Why Pro-Russian Candidates Won’t Win Ukraine’s 2019 Elections

Those who believe Ukraine has not fundamentally changed since the launch of Russia’s military aggression are dead wrong. In fact, the 2019 elections will clearly illustrate that pro-Russian candidates have not only lost significant support, they will barely win any national offices.

Pro-Russian candidates are hampered from achieving success in the 2019 parliamentary and presidential elections by four factors. These include the loss of a sizeable and loyal voter base in the occupied territories, divisions within the Opposition Bloc, competing egos, and close links to a country that is waging war against Ukraine.

First, the pro-Russian vote lost a huge number of voters after 2014. With 16 percent of voters and twenty-seven election districts located in the Russian-occupied Donbas and Crimea, it was always going to be difficult for a pro-Russian candidate to reach the second round of the presidential race (no candidate is projected to win outright). Their only chance would have been to unite around one candidate who had some level of popularity with many competing pro-Western candidates.

This will not happen.

Second, the split of the Opposition Bloc, successor to the Party of Regions, means no pro-Russian candidate will enter the second round.
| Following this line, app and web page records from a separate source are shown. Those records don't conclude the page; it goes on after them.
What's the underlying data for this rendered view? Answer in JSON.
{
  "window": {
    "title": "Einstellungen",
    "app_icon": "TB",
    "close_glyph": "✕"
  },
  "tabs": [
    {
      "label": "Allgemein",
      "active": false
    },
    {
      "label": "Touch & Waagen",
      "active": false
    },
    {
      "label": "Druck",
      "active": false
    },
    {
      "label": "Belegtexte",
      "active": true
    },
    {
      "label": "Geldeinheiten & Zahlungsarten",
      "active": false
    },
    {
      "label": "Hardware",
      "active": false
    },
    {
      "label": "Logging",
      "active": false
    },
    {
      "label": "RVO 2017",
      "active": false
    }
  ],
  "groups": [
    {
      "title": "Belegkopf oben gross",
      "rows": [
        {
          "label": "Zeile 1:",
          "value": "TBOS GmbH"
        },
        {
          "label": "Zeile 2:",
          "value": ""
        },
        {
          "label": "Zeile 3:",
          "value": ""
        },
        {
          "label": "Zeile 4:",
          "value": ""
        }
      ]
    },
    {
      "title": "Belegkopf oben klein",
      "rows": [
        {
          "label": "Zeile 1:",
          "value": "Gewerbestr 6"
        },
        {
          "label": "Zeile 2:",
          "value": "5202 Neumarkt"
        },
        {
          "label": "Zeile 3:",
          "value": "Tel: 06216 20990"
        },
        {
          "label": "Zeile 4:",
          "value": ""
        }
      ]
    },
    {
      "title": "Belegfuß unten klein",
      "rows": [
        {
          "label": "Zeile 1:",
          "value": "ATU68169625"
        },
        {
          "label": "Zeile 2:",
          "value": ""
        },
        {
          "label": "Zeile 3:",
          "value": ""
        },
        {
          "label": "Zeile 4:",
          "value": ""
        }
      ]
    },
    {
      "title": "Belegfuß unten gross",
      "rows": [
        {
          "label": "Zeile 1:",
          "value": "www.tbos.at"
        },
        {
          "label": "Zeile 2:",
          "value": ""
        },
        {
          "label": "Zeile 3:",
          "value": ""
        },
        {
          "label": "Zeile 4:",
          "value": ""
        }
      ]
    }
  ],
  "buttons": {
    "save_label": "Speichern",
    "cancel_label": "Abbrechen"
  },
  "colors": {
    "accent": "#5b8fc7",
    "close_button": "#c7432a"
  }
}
The ejection of Serhiy Lyovochkin and Yuriy Boyko from the Opposition Bloc has put an end to what had been a powerful coalition of oligarchs with finances and media resources. The new leader of the Opposition Bloc is Vadym Novinsky and his deputy Oleksandr Vilkul. Those ejected from the Opposition Bloc have created the opposition platform “For Life,” which is led by Vadym Rabinovych and Viktor Medvedchuk.

The split has two important consequences. First, there are three declared presidential candidates from the former Opposition Bloc, but more are likely to emerge: Yuriy Boyko, who is backed by Rabinovych and Medvedchuk; Vadym Novinsky, leader of the For Peace political party and backed by Donetsk oligarchs; and Yevhen Murayev, leader of the Nashi (Ours) party. All three will play on anti-war populism, which will face Ukrainian skepticism because their plans are vague and the elections are being held at a time of heightened Russia aggression.

Third, a war of egos may have finished off Boyko’s shot at the presidency. A favorite of Medvedchuk and the gas lobby, Boyko was the most popular of the pro-Russian candidates, but inner Opposition Bloc squabbling has led to his slip in popularity to fifth place; this will likely decline further.

Fourth, a candidate linked to and promoted by Medvedchuk—who is Ukraine’s most pro-Russian politician—has no electoral chance of being successful in a country where 80 percent of Ukrainians blame Russian leaders for the war waged against their country and ongoing aggression occurring in the Azov Sea.  

Ideologically, there is little to differentiate these pro-Russian politicians. Since 2014, they have voted against every reform proposal, including efforts to fight against corruption, and opposed issues such as Ukraine’s January 2018 law on the Donbas and the decision to introduce martial law in ten Ukrainian regions. The independent think tank Vox Ukraine ranked Vilkul, Boyko, Novinsky, Rabinovych, and Lyovochkin as some of the very least likely deputies to vote in support of reforms.

Although never associated with the Party of Regions, Industrial Union of Donbas oligarch Serhiy Taruta is the candidate of the Osnova (Basis) party that he leads. Taruta was traditionally a supporter of Yulia Tymoshenko, but she is now likely backed by oligarch Ihor Kolomoisky, who is bitter at President Petro Poroshenko for nationalizing Privat Bank and removing his control over the state oil refining UkrNafta. Kolomoisky owns Ukraine’s most popular television channel, 1+1.

2019 will be the second election where pro-Russian forces have few electoral chances, a direct outcome of Putin’s military aggression. Western policymakers need to therefore move away from pre-2014 stereotypes of a Ukraine bitterly divided between ”pro-Western” and “pro-Russian” forces as the only foreign policy show in town. In Ukraine, the trajectory is westward, regardless of whether the next president will be a reformer or a populist.

Taras Kuzio is a non-resident fellow at the Foreign Policy Institute at Johns Hopkins-SAIS and professor at the National University of Kyiv Mohyla Academy. He is also author of “Putin’s War Against Ukraine” and co-author of “The Sources of Russia’s Great Power Politics: Ukraine and the Challenge to the European Order.”

Image: Opposition Party leader Yuriy Boyko (L) and leader of Radical Party Oleh Lyashko scuffle during a meeting of parliament faction leaders in Kyiv, Ukraine, November 14, 2016. REUTERS/Alex Kuzmin